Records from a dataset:

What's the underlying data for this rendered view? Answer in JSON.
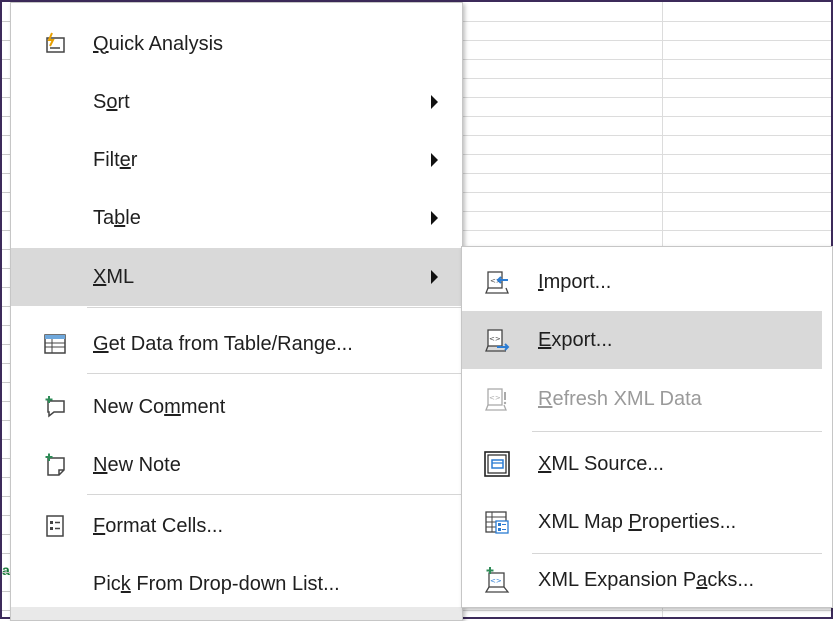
{
  "menu": {
    "items": [
      {
        "pre": "",
        "u": "Q",
        "post": "uick Analysis",
        "icon": "quick-analysis-icon",
        "has_submenu": false
      },
      {
        "pre": "S",
        "u": "o",
        "post": "rt",
        "icon": "",
        "has_submenu": true
      },
      {
        "pre": "Filt",
        "u": "e",
        "post": "r",
        "icon": "",
        "has_submenu": true
      },
      {
        "pre": "Ta",
        "u": "b",
        "post": "le",
        "icon": "",
        "has_submenu": true
      },
      {
        "pre": "",
        "u": "X",
        "post": "ML",
        "icon": "",
        "has_submenu": true,
        "highlighted": true
      },
      {
        "pre": "",
        "u": "G",
        "post": "et Data from Table/Range...",
        "icon": "table-data-icon",
        "has_submenu": false
      },
      {
        "pre": "New Co",
        "u": "m",
        "post": "ment",
        "icon": "new-comment-icon",
        "has_submenu": false
      },
      {
        "pre": "",
        "u": "N",
        "post": "ew Note",
        "icon": "new-note-icon",
        "has_submenu": false
      },
      {
        "pre": "",
        "u": "F",
        "post": "ormat Cells...",
        "icon": "format-cells-icon",
        "has_submenu": false
      },
      {
        "pre": "Pic",
        "u": "k",
        "post": " From Drop-down List...",
        "icon": "",
        "has_submenu": false
      }
    ]
  },
  "submenu": {
    "items": [
      {
        "pre": "",
        "u": "I",
        "post": "mport...",
        "icon": "xml-import-icon",
        "disabled": false
      },
      {
        "pre": "",
        "u": "E",
        "post": "xport...",
        "icon": "xml-export-icon",
        "disabled": false,
        "highlighted": true
      },
      {
        "pre": "",
        "u": "R",
        "post": "efresh XML Data",
        "icon": "xml-refresh-icon",
        "disabled": true
      },
      {
        "pre": "",
        "u": "X",
        "post": "ML Source...",
        "icon": "xml-source-icon",
        "disabled": false
      },
      {
        "pre": "XML Map ",
        "u": "P",
        "post": "roperties...",
        "icon": "xml-map-properties-icon",
        "disabled": false
      },
      {
        "pre": "XML Expansion P",
        "u": "a",
        "post": "cks...",
        "icon": "xml-expansion-packs-icon",
        "disabled": false
      }
    ]
  },
  "colors": {
    "highlight": "#d9d9d9",
    "accent_green": "#2e8b57",
    "accent_blue": "#2b7cd3",
    "disabled": "#9a9a9a"
  },
  "sheet": {
    "row_char": "a"
  }
}
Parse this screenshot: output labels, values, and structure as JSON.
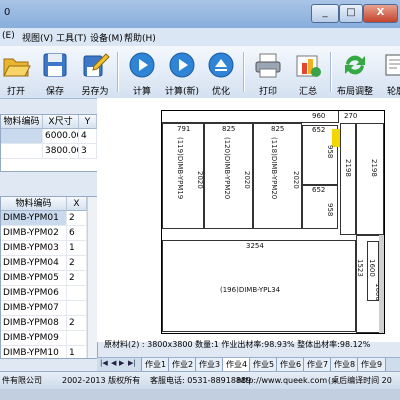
{
  "window": {
    "title": "0",
    "minimize": "_",
    "maximize": "□",
    "close": "X"
  },
  "menu": [
    {
      "label": "(E)"
    },
    {
      "label": "视图(V)"
    },
    {
      "label": "工具(T)"
    },
    {
      "label": "设备(M)"
    },
    {
      "label": "帮助(H)"
    }
  ],
  "toolbar": [
    {
      "label": "打开",
      "icon": "folder-open-icon"
    },
    {
      "label": "保存",
      "icon": "floppy-disk-icon"
    },
    {
      "label": "另存为",
      "icon": "save-as-icon"
    },
    {
      "label": "计算",
      "icon": "play-icon"
    },
    {
      "label": "计算(新)",
      "icon": "play-icon"
    },
    {
      "label": "优化",
      "icon": "eject-icon"
    },
    {
      "label": "打印",
      "icon": "printer-icon"
    },
    {
      "label": "汇总",
      "icon": "summary-icon"
    },
    {
      "label": "布局调整",
      "icon": "refresh-icon"
    },
    {
      "label": "轮廓",
      "icon": "outline-icon"
    }
  ],
  "materials_table": {
    "headers": [
      "物料编码",
      "X尺寸",
      "Y"
    ],
    "rows": [
      {
        "code": "",
        "x": "6000.00",
        "y": "4"
      },
      {
        "code": "",
        "x": "3800.00",
        "y": "3"
      }
    ]
  },
  "parts_table": {
    "headers": [
      "物料编码",
      "X"
    ],
    "rows": [
      {
        "code": "DIMB-YPM01",
        "x": "2"
      },
      {
        "code": "DIMB-YPM02",
        "x": "6"
      },
      {
        "code": "DIMB-YPM03",
        "x": "1"
      },
      {
        "code": "DIMB-YPM04",
        "x": "2"
      },
      {
        "code": "DIMB-YPM05",
        "x": "2"
      },
      {
        "code": "DIMB-YPM06",
        "x": ""
      },
      {
        "code": "DIMB-YPM07",
        "x": ""
      },
      {
        "code": "DIMB-YPM08",
        "x": "2"
      },
      {
        "code": "DIMB-YPM09",
        "x": ""
      },
      {
        "code": "DIMB-YPM10",
        "x": "1"
      }
    ]
  },
  "layout_labels": {
    "top_960": "960",
    "top_270": "270",
    "w_791": "791",
    "w_825a": "825",
    "w_825b": "825",
    "w_652a": "652",
    "w_652b": "652",
    "h_2020a": "2020",
    "h_2020b": "2020",
    "h_2020c": "2020",
    "h_2198": "2198",
    "h_958a": "958",
    "h_958b": "958",
    "w_3254": "3254",
    "h_1523": "1523",
    "h_1600a": "1600",
    "h_1600b": "1600",
    "part_a": "(119)DIMB-YPM19",
    "part_b": "(120)DIMB-YPM20",
    "part_c": "(118)DIMB-YPM20",
    "part_big": "(196)DIMB-YPL34"
  },
  "summary": {
    "text": "原材料(2) : 3800x3800  数量:1  作业出材率:98.93%  整体出材率:98.12%"
  },
  "sheet_tabs": [
    "作业1",
    "作业2",
    "作业3",
    "作业4",
    "作业5",
    "作业6",
    "作业7",
    "作业8",
    "作业9"
  ],
  "active_tab": "作业4",
  "statusbar": {
    "company": "件有限公司",
    "copyright": "2002-2013 版权所有",
    "phone": "客服电话: 0531-88918889",
    "url": "http://www.queek.com",
    "note": "(桌后编译时间 20"
  },
  "colors": {
    "accent_yellow": "#f2d800",
    "scrap_gray": "#d0d0d0",
    "selected_row": "#c9d9ee"
  }
}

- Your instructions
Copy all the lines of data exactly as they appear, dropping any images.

- Response
What's the underlying data for this rendered view? Answer in JSON.
{
  "menu": {
    "items": [
      {
        "pre": "",
        "u": "Q",
        "post": "uick Analysis",
        "icon": "quick-analysis-icon",
        "has_submenu": false
      },
      {
        "pre": "S",
        "u": "o",
        "post": "rt",
        "icon": "",
        "has_submenu": true
      },
      {
        "pre": "Filt",
        "u": "e",
        "post": "r",
        "icon": "",
        "has_submenu": true
      },
      {
        "pre": "Ta",
        "u": "b",
        "post": "le",
        "icon": "",
        "has_submenu": true
      },
      {
        "pre": "",
        "u": "X",
        "post": "ML",
        "icon": "",
        "has_submenu": true,
        "highlighted": true
      },
      {
        "pre": "",
        "u": "G",
        "post": "et Data from Table/Range...",
        "icon": "table-data-icon",
        "has_submenu": false
      },
      {
        "pre": "New Co",
        "u": "m",
        "post": "ment",
        "icon": "new-comment-icon",
        "has_submenu": false
      },
      {
        "pre": "",
        "u": "N",
        "post": "ew Note",
        "icon": "new-note-icon",
        "has_submenu": false
      },
      {
        "pre": "",
        "u": "F",
        "post": "ormat Cells...",
        "icon": "format-cells-icon",
        "has_submenu": false
      },
      {
        "pre": "Pic",
        "u": "k",
        "post": " From Drop-down List...",
        "icon": "",
        "has_submenu": false
      }
    ]
  },
  "submenu": {
    "items": [
      {
        "pre": "",
        "u": "I",
        "post": "mport...",
        "icon": "xml-import-icon",
        "disabled": false
      },
      {
        "pre": "",
        "u": "E",
        "post": "xport...",
        "icon": "xml-export-icon",
        "disabled": false,
        "highlighted": true
      },
      {
        "pre": "",
        "u": "R",
        "post": "efresh XML Data",
        "icon": "xml-refresh-icon",
        "disabled": true
      },
      {
        "pre": "",
        "u": "X",
        "post": "ML Source...",
        "icon": "xml-source-icon",
        "disabled": false
      },
      {
        "pre": "XML Map ",
        "u": "P",
        "post": "roperties...",
        "icon": "xml-map-properties-icon",
        "disabled": false
      },
      {
        "pre": "XML Expansion P",
        "u": "a",
        "post": "cks...",
        "icon": "xml-expansion-packs-icon",
        "disabled": false
      }
    ]
  },
  "colors": {
    "highlight": "#d9d9d9",
    "accent_green": "#2e8b57",
    "accent_blue": "#2b7cd3",
    "disabled": "#9a9a9a"
  },
  "sheet": {
    "row_char": "a"
  }
}
Parse this screenshot: output labels, values, and structure as JSON.
{
  "window": {
    "title": "0",
    "minimize": "_",
    "maximize": "□",
    "close": "X"
  },
  "menu": [
    {
      "label": "(E)"
    },
    {
      "label": "视图(V)"
    },
    {
      "label": "工具(T)"
    },
    {
      "label": "设备(M)"
    },
    {
      "label": "帮助(H)"
    }
  ],
  "toolbar": [
    {
      "label": "打开",
      "icon": "folder-open-icon"
    },
    {
      "label": "保存",
      "icon": "floppy-disk-icon"
    },
    {
      "label": "另存为",
      "icon": "save-as-icon"
    },
    {
      "label": "计算",
      "icon": "play-icon"
    },
    {
      "label": "计算(新)",
      "icon": "play-icon"
    },
    {
      "label": "优化",
      "icon": "eject-icon"
    },
    {
      "label": "打印",
      "icon": "printer-icon"
    },
    {
      "label": "汇总",
      "icon": "summary-icon"
    },
    {
      "label": "布局调整",
      "icon": "refresh-icon"
    },
    {
      "label": "轮廓",
      "icon": "outline-icon"
    }
  ],
  "materials_table": {
    "headers": [
      "物料编码",
      "X尺寸",
      "Y"
    ],
    "rows": [
      {
        "code": "",
        "x": "6000.00",
        "y": "4"
      },
      {
        "code": "",
        "x": "3800.00",
        "y": "3"
      }
    ]
  },
  "parts_table": {
    "headers": [
      "物料编码",
      "X"
    ],
    "rows": [
      {
        "code": "DIMB-YPM01",
        "x": "2"
      },
      {
        "code": "DIMB-YPM02",
        "x": "6"
      },
      {
        "code": "DIMB-YPM03",
        "x": "1"
      },
      {
        "code": "DIMB-YPM04",
        "x": "2"
      },
      {
        "code": "DIMB-YPM05",
        "x": "2"
      },
      {
        "code": "DIMB-YPM06",
        "x": ""
      },
      {
        "code": "DIMB-YPM07",
        "x": ""
      },
      {
        "code": "DIMB-YPM08",
        "x": "2"
      },
      {
        "code": "DIMB-YPM09",
        "x": ""
      },
      {
        "code": "DIMB-YPM10",
        "x": "1"
      }
    ]
  },
  "layout_labels": {
    "top_960": "960",
    "top_270": "270",
    "w_791": "791",
    "w_825a": "825",
    "w_825b": "825",
    "w_652a": "652",
    "w_652b": "652",
    "h_2020a": "2020",
    "h_2020b": "2020",
    "h_2020c": "2020",
    "h_2198": "2198",
    "h_958a": "958",
    "h_958b": "958",
    "w_3254": "3254",
    "h_1523": "1523",
    "h_1600a": "1600",
    "h_1600b": "1600",
    "part_a": "(119)DIMB-YPM19",
    "part_b": "(120)DIMB-YPM20",
    "part_c": "(118)DIMB-YPM20",
    "part_big": "(196)DIMB-YPL34"
  },
  "summary": {
    "text": "原材料(2) : 3800x3800  数量:1  作业出材率:98.93%  整体出材率:98.12%"
  },
  "sheet_tabs": [
    "作业1",
    "作业2",
    "作业3",
    "作业4",
    "作业5",
    "作业6",
    "作业7",
    "作业8",
    "作业9"
  ],
  "active_tab": "作业4",
  "statusbar": {
    "company": "件有限公司",
    "copyright": "2002-2013 版权所有",
    "phone": "客服电话: 0531-88918889",
    "url": "http://www.queek.com",
    "note": "(桌后编译时间 20"
  },
  "colors": {
    "accent_yellow": "#f2d800",
    "scrap_gray": "#d0d0d0",
    "selected_row": "#c9d9ee"
  }
}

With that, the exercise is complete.